Thematic mapping techniques can reveal anomalies or exceptions indicating potential data issues or edge cases requiring special handling.

As well, comparing distribution histograms before and after the summarization can check overall consistency. Summary statistics between raw and aggregated outputs should exhibit similar distributions.

## Additional Examples and Use Cases

The general Pandas GroupBy approach can be applied across many common point-in-polygon aggregation workflows.

### Summarizing Census Data by Districts

Census data is commonly provided as dense point layers, with demographic attributes tied to each point.

District boundaries (stored as polygons) define reporting units for demographics. By spatially joining census points to their containing districts then deriving aggregates, we can attach summary population statistics to districts for thematic mapping and analysis.

### Analyzing Crime Locations by Neighborhood

For spatial analysis of crime patterns, point locations of incidents need to be quantified within regions of interest.

Summarizing crime counts by neighborhood polygons enables crime rate mapping and analysis by region. Spatial hot spot analysis can then highlight areas of high crime density.

### Map Visualization of Real Estate Values

In real estate applications, the locations and sales prices of individual properties (points) can be aggregated to characterize average prices by different neighborhoods, zip codes, or political wards (polygons).

Choropleth mapping of averages provides visualizations for quick property value comparisons across regions.

### Field Survey Summaries by Plot

Ecological field data is also commonly captured as point observations with attributes, with logical sampling plots bounded by polygon delineations.

Grouping field measurements by plot areas allows for efficient summarization statistics per region, which can inform scientific analysis.

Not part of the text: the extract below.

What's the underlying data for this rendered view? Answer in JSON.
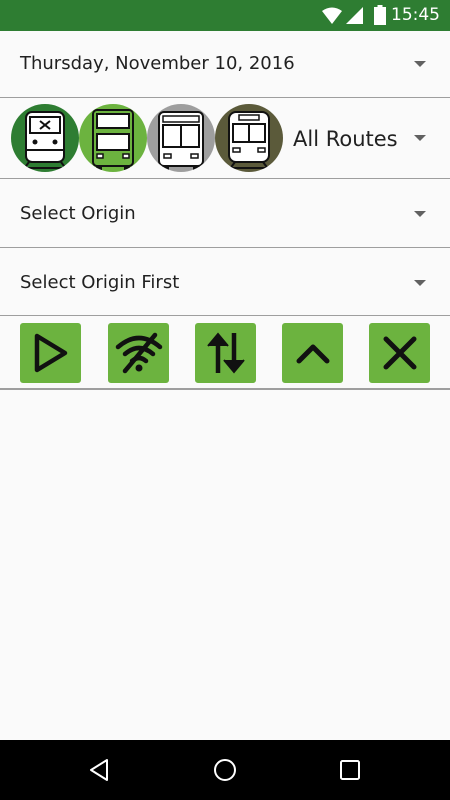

The same pandas GroupBy workflow extends across many discipline-specific use cases involving regional summaries of point event or observation data.